◆ **Exercise goal**
Repeat the entries below in full, with every character unchanged.

──────── Data records ────────

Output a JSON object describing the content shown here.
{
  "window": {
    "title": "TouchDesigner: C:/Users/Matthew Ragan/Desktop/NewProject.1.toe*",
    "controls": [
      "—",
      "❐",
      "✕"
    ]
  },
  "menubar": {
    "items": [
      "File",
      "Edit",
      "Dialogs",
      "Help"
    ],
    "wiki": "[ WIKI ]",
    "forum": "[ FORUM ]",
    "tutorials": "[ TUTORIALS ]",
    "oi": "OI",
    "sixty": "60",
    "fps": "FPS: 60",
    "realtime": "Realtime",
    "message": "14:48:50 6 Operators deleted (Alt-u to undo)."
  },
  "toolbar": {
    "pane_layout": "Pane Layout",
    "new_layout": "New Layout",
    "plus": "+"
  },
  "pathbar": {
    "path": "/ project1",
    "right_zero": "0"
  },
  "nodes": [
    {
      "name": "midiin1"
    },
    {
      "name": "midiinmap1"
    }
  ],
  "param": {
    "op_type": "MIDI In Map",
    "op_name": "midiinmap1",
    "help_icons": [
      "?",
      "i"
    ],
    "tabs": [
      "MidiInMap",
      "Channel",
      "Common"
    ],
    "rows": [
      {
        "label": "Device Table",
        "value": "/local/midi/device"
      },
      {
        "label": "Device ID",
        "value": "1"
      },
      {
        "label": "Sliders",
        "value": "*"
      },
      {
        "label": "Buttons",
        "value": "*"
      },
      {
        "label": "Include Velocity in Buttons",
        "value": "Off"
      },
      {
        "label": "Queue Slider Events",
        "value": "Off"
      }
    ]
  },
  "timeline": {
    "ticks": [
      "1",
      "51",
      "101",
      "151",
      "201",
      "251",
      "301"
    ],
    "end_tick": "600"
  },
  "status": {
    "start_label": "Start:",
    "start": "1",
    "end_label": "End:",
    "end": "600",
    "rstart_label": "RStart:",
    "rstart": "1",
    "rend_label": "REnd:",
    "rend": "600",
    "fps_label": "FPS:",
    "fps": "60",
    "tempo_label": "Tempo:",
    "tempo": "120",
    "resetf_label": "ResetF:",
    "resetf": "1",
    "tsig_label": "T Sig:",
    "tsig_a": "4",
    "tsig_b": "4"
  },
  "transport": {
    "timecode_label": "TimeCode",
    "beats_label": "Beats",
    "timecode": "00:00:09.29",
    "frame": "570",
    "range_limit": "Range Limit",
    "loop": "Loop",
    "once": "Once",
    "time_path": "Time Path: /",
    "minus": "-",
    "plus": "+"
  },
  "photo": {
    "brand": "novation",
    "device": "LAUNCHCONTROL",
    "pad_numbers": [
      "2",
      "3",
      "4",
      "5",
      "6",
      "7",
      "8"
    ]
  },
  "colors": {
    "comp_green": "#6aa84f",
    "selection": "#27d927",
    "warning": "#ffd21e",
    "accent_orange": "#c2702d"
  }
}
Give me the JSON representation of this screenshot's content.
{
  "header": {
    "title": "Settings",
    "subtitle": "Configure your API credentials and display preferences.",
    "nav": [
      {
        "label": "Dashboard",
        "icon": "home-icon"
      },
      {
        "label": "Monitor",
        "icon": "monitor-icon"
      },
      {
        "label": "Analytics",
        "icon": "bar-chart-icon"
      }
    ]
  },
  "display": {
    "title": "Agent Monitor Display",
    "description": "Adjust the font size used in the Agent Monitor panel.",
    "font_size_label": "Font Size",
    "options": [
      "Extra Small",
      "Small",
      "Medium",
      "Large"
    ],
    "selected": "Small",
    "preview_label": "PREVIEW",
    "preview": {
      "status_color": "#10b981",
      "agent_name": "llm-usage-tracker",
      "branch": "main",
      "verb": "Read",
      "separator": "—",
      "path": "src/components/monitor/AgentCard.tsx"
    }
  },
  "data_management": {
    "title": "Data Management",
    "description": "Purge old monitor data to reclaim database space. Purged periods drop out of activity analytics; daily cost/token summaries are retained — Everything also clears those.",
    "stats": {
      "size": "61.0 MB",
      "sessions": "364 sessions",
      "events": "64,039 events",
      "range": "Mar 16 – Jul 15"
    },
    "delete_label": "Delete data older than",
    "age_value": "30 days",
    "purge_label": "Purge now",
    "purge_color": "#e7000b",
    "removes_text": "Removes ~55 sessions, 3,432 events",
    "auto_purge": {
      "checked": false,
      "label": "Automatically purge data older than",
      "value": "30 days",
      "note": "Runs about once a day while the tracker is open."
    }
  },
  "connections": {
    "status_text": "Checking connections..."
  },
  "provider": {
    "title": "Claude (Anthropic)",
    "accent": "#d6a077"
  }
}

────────

◆ **Answer below**
Output a JSON object describing the content shown here.
{
  "window": {
    "title": "TouchDesigner: C:/Users/Matthew Ragan/Desktop/NewProject.1.toe*",
    "controls": [
      "—",
      "❐",
      "✕"
    ]
  },
  "menubar": {
    "items": [
      "File",
      "Edit",
      "Dialogs",
      "Help"
    ],
    "wiki": "[ WIKI ]",
    "forum": "[ FORUM ]",
    "tutorials": "[ TUTORIALS ]",
    "oi": "OI",
    "sixty": "60",
    "fps": "FPS: 60",
    "realtime": "Realtime",
    "message": "14:48:50 6 Operators deleted (Alt-u to undo)."
  },
  "toolbar": {
    "pane_layout": "Pane Layout",
    "new_layout": "New Layout",
    "plus": "+"
  },
  "pathbar": {
    "path": "/ project1",
    "right_zero": "0"
  },
  "nodes": [
    {
      "name": "midiin1"
    },
    {
      "name": "midiinmap1"
    }
  ],
  "param": {
    "op_type": "MIDI In Map",
    "op_name": "midiinmap1",
    "help_icons": [
      "?",
      "i"
    ],
    "tabs": [
      "MidiInMap",
      "Channel",
      "Common"
    ],
    "rows": [
      {
        "label": "Device Table",
        "value": "/local/midi/device"
      },
      {
        "label": "Device ID",
        "value": "1"
      },
      {
        "label": "Sliders",
        "value": "*"
      },
      {
        "label": "Buttons",
        "value": "*"
      },
      {
        "label": "Include Velocity in Buttons",
        "value": "Off"
      },
      {
        "label": "Queue Slider Events",
        "value": "Off"
      }
    ]
  },
  "timeline": {
    "ticks": [
      "1",
      "51",
      "101",
      "151",
      "201",
      "251",
      "301"
    ],
    "end_tick": "600"
  },
  "status": {
    "start_label": "Start:",
    "start": "1",
    "end_label": "End:",
    "end": "600",
    "rstart_label": "RStart:",
    "rstart": "1",
    "rend_label": "REnd:",
    "rend": "600",
    "fps_label": "FPS:",
    "fps": "60",
    "tempo_label": "Tempo:",
    "tempo": "120",
    "resetf_label": "ResetF:",
    "resetf": "1",
    "tsig_label": "T Sig:",
    "tsig_a": "4",
    "tsig_b": "4"
  },
  "transport": {
    "timecode_label": "TimeCode",
    "beats_label": "Beats",
    "timecode": "00:00:09.29",
    "frame": "570",
    "range_limit": "Range Limit",
    "loop": "Loop",
    "once": "Once",
    "time_path": "Time Path: /",
    "minus": "-",
    "plus": "+"
  },
  "photo": {
    "brand": "novation",
    "device": "LAUNCHCONTROL",
    "pad_numbers": [
      "2",
      "3",
      "4",
      "5",
      "6",
      "7",
      "8"
    ]
  },
  "colors": {
    "comp_green": "#6aa84f",
    "selection": "#27d927",
    "warning": "#ffd21e",
    "accent_orange": "#c2702d"
  }
}
Give me the JSON representation of this screenshot's content.
{
  "header": {
    "title": "Settings",
    "subtitle": "Configure your API credentials and display preferences.",
    "nav": [
      {
        "label": "Dashboard",
        "icon": "home-icon"
      },
      {
        "label": "Monitor",
        "icon": "monitor-icon"
      },
      {
        "label": "Analytics",
        "icon": "bar-chart-icon"
      }
    ]
  },
  "display": {
    "title": "Agent Monitor Display",
    "description": "Adjust the font size used in the Agent Monitor panel.",
    "font_size_label": "Font Size",
    "options": [
      "Extra Small",
      "Small",
      "Medium",
      "Large"
    ],
    "selected": "Small",
    "preview_label": "PREVIEW",
    "preview": {
      "status_color": "#10b981",
      "agent_name": "llm-usage-tracker",
      "branch": "main",
      "verb": "Read",
      "separator": "—",
      "path": "src/components/monitor/AgentCard.tsx"
    }
  },
  "data_management": {
    "title": "Data Management",
    "description": "Purge old monitor data to reclaim database space. Purged periods drop out of activity analytics; daily cost/token summaries are retained — Everything also clears those.",
    "stats": {
      "size": "61.0 MB",
      "sessions": "364 sessions",
      "events": "64,039 events",
      "range": "Mar 16 – Jul 15"
    },
    "delete_label": "Delete data older than",
    "age_value": "30 days",
    "purge_label": "Purge now",
    "purge_color": "#e7000b",
    "removes_text": "Removes ~55 sessions, 3,432 events",
    "auto_purge": {
      "checked": false,
      "label": "Automatically purge data older than",
      "value": "30 days",
      "note": "Runs about once a day while the tracker is open."
    }
  },
  "connections": {
    "status_text": "Checking connections..."
  },
  "provider": {
    "title": "Claude (Anthropic)",
    "accent": "#d6a077"
  }
}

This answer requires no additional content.